But, to be honest, the moment he called Katie Hopkins a ‘respected columnist’ and linked to her page in the Daily Mail, I knew he’d hit his all-time low so I’d have to pick something else.

I’ve only ever lost a cat for a month and that alone sent me spare and had me out at 3am with a torch

So I want to talk about an article that appeared in this newspaper at the tail end of last week.

It’s about six people who have gone missing from Hampshire — disappearing from their homes without a trace.

They range from Waterlooville schoolgirl Krystal Browne, who was last seen on November 29, to Gosport pensioner James Stone, who disappeared in 1988 aged 67.

They’re not famous. They’re not cute toddlers. But what they are is loved and desperately missed by their families, who presumably remain frantic for information even if decades have passed since they vanished.

It’s hard to comprehend how their loved ones must be feeling.

I’ve only ever lost a cat for a month and that alone sent me spare and had me out at 3am with a torch, looking in people’s front gardens for any sign she was still around.

So what it must be like to have a family member, a husband, a wife, a daughter, a son, a girlfriend or a cousin, go missing is almost incomprehensible.

Perhaps at some stage the frantic search gives way to resignation and the flicker of hope turns into stoic acceptance.

I can only guess. But what I do know is it’s thanks to organisations like Missing People, mentioned in The News article, that works to keep the search alive, that attempts to trace missing people and reunite them with their families and provide the support that families of the missing so desperately need.

It’s wrong that it seems to be only at Christmas time that we take stock of our family and try to keep our loved ones close, but it’s better that than it not happening at all.
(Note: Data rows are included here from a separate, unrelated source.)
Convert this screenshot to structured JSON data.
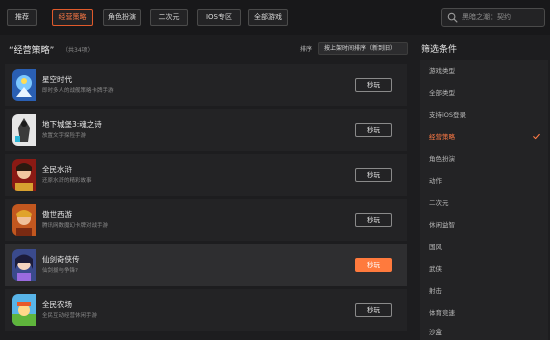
{
  "topbar": {
    "tabs": [
      {
        "label": "推荐",
        "active": false
      },
      {
        "label": "经营策略",
        "active": true
      },
      {
        "label": "角色扮演",
        "active": false
      },
      {
        "label": "二次元",
        "active": false
      },
      {
        "label": "IOS专区",
        "active": false
      },
      {
        "label": "全部游戏",
        "active": false
      }
    ],
    "search_placeholder": "黑暗之潮：契约"
  },
  "list": {
    "heading": "“经营策略”",
    "count": "（共34项）",
    "sort_label": "排序",
    "sort_value": "按上架时间排序（新到旧）",
    "games": [
      {
        "name": "星空时代",
        "desc": "即时多人的战舰策略卡牌手游",
        "play": "秒玩",
        "icon": "starship-icon"
      },
      {
        "name": "地下城堡3:魂之诗",
        "desc": "放置文字探险手游",
        "play": "秒玩",
        "icon": "dungeon-icon"
      },
      {
        "name": "全民水浒",
        "desc": "还原水浒的精彩故事",
        "play": "秒玩",
        "icon": "hero-icon"
      },
      {
        "name": "傲世西游",
        "desc": "腾讯网数魔幻卡牌对战手游",
        "play": "秒玩",
        "icon": "journey-icon"
      },
      {
        "name": "仙剑奇侠传",
        "desc": "仙剑拔与争锋?",
        "play": "秒玩",
        "icon": "sword-fairy-icon"
      },
      {
        "name": "全民农场",
        "desc": "全民互动经营休闲手游",
        "play": "秒玩",
        "icon": "farm-icon"
      }
    ]
  },
  "filters": {
    "title": "筛选条件",
    "items": [
      {
        "label": "游戏类型",
        "active": false
      },
      {
        "label": "全部类型",
        "active": false
      },
      {
        "label": "支持iOS登录",
        "active": false
      },
      {
        "label": "经营策略",
        "active": true
      },
      {
        "label": "角色扮演",
        "active": false
      },
      {
        "label": "动作",
        "active": false
      },
      {
        "label": "二次元",
        "active": false
      },
      {
        "label": "休闲益智",
        "active": false
      },
      {
        "label": "国风",
        "active": false
      },
      {
        "label": "武侠",
        "active": false
      },
      {
        "label": "射击",
        "active": false
      },
      {
        "label": "体育竞速",
        "active": false
      },
      {
        "label": "沙盒",
        "active": false
      }
    ]
  },
  "colors": {
    "accent": "#ff7a45",
    "button_orange": "#ff7a3d",
    "bg": "#1d1d1f"
  }
}
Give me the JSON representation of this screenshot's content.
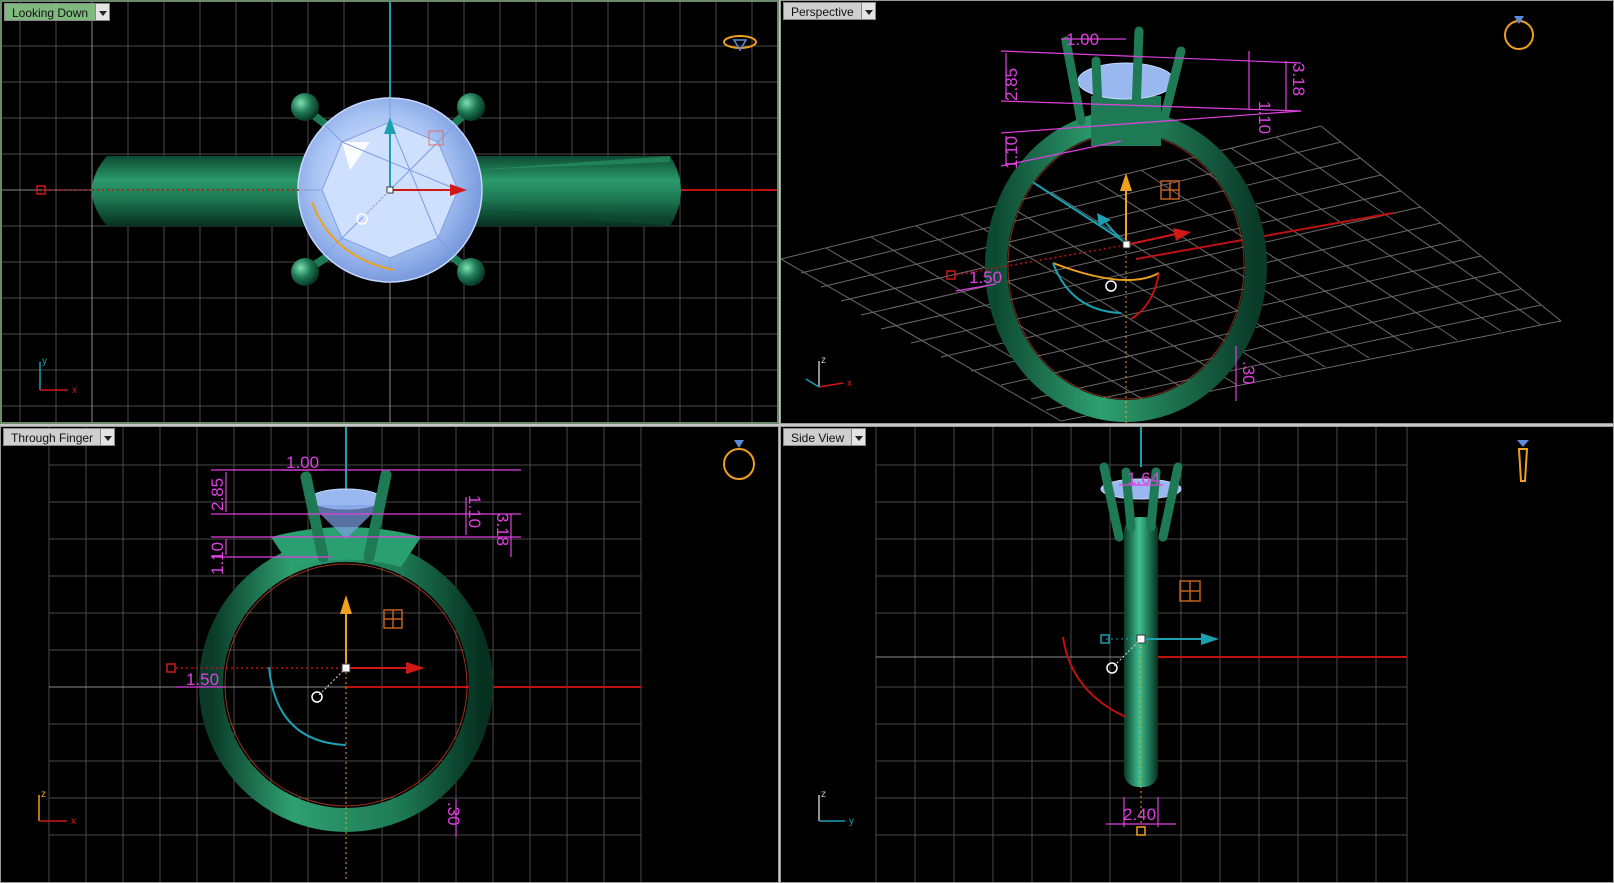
{
  "viewports": {
    "top": {
      "title": "Looking Down",
      "axis_labels": {
        "up": "y",
        "right": "x"
      }
    },
    "perspective": {
      "title": "Perspective",
      "axis_labels": {
        "up": "z",
        "right": "x"
      },
      "dims": {
        "prong_width": "1.00",
        "height_a": "2.85",
        "height_b": "1.10",
        "gap": "1.10",
        "total": "3.18",
        "band": "1.50",
        "shank": ".30"
      }
    },
    "front": {
      "title": "Through Finger",
      "axis_labels": {
        "up": "z",
        "right": "x"
      },
      "dims": {
        "prong_width": "1.00",
        "height_a": "2.85",
        "height_b": "1.10",
        "gap": "1.10",
        "total": "3.18",
        "band": "1.50",
        "shank": ".30"
      }
    },
    "right": {
      "title": "Side View",
      "axis_labels": {
        "up": "z",
        "right": "y"
      },
      "dims": {
        "top_width": "1.64",
        "bottom_width": "2.40"
      }
    }
  },
  "colors": {
    "ring": "#1e7a55",
    "gem": "#9ab8f0",
    "dimension": "#e040e0",
    "x_axis": "#d01818",
    "y_axis": "#1aa0b0",
    "z_axis": "#f0a020",
    "grid": "#5a5a5a",
    "active_border": "#7fb97f"
  }
}
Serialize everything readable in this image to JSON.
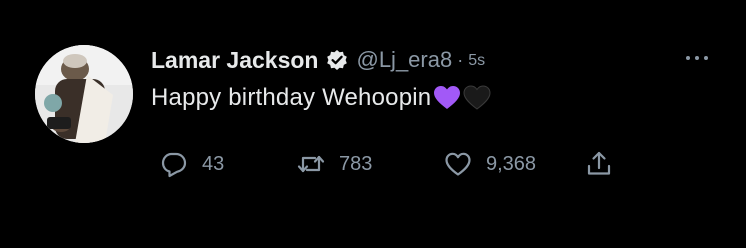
{
  "tweet": {
    "author_name": "Lamar Jackson",
    "handle": "@Lj_era8",
    "separator": "·",
    "time": "5s",
    "text": "Happy birthday Wehoopin",
    "replies": "43",
    "retweets": "783",
    "likes": "9,368"
  },
  "icons": {
    "verified": "verified-badge-icon",
    "more": "more-icon",
    "reply": "reply-icon",
    "retweet": "retweet-icon",
    "like": "like-icon",
    "share": "share-icon",
    "emoji_1": "purple-heart-emoji",
    "emoji_2": "black-heart-emoji"
  },
  "colors": {
    "background": "#000000",
    "primary_text": "#e7e9ea",
    "secondary_text": "#8b98a5",
    "purple_heart": "#a259f7"
  }
}
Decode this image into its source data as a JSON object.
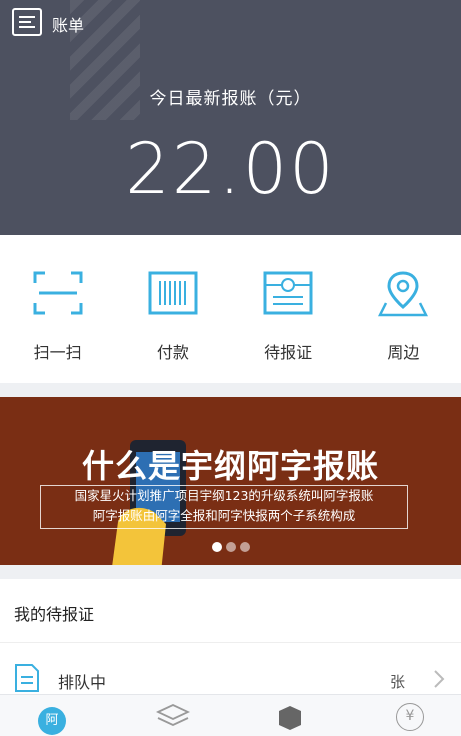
{
  "header": {
    "app_title": "账单",
    "label": "今日最新报账（元）",
    "amount": "22.00"
  },
  "actions": [
    {
      "label": "扫一扫",
      "icon": "scan-icon"
    },
    {
      "label": "付款",
      "icon": "barcode-icon"
    },
    {
      "label": "待报证",
      "icon": "receipt-icon"
    },
    {
      "label": "周边",
      "icon": "map-pin-icon"
    }
  ],
  "banner": {
    "headline": "什么是宇纲阿字报账",
    "desc_line1": "国家星火计划推广项目宇纲123的升级系统叫阿字报账",
    "desc_line2": "阿字报账由阿字全报和阿字快报两个子系统构成",
    "slide_count": 3,
    "active_slide": 1
  },
  "pending": {
    "title": "我的待报证",
    "row_label": "排队中",
    "row_unit": "张"
  },
  "bottom_nav": {
    "home_label": "阿",
    "yen_label": "¥"
  },
  "colors": {
    "header_bg": "#4d5160",
    "accent": "#3ab0e0",
    "banner_bg": "#7a2e14"
  }
}
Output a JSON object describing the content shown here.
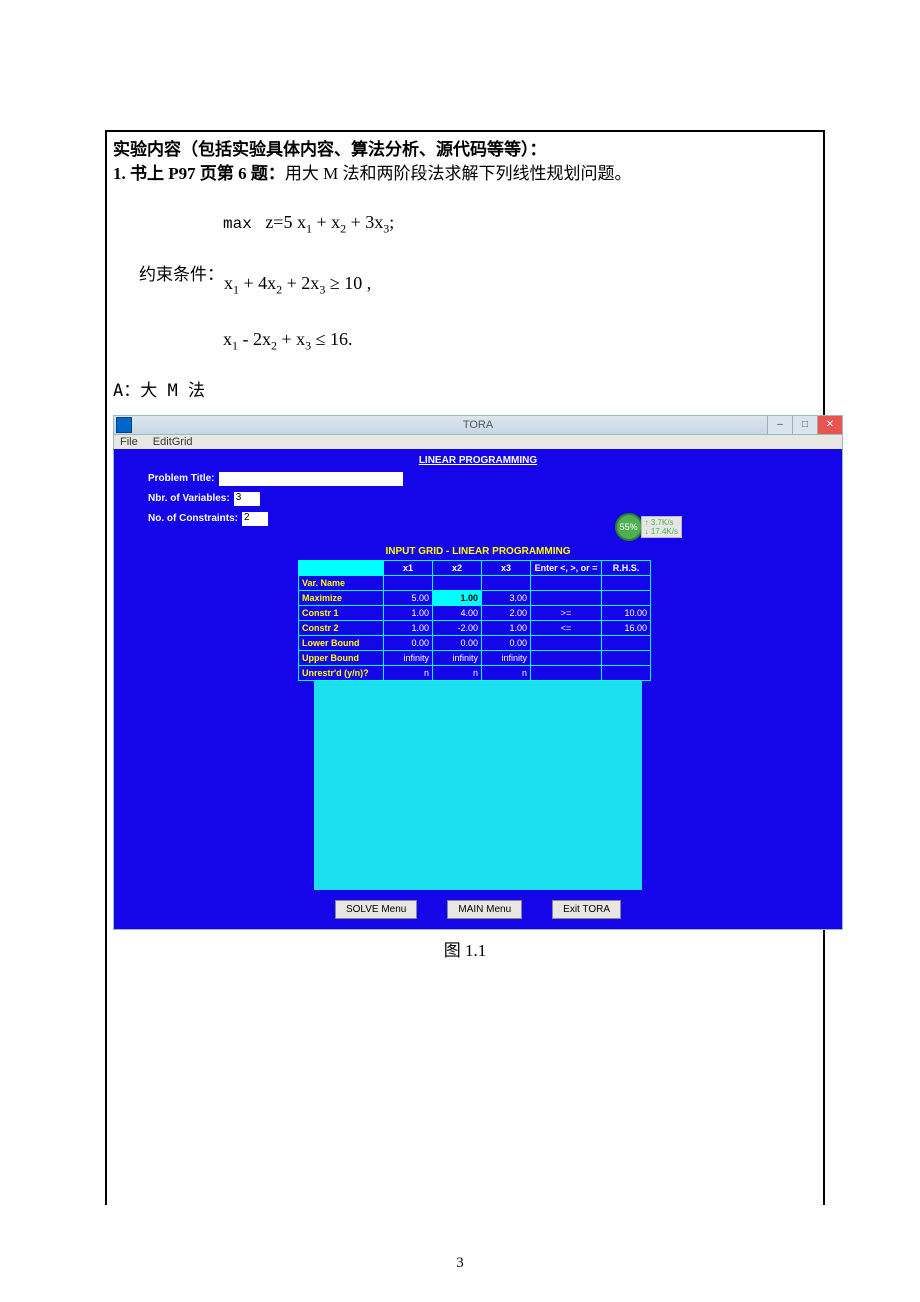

There are families out there who don’t have that opportunity but hopefully, thanks to organisations like Missing People, they have the support they need to cope.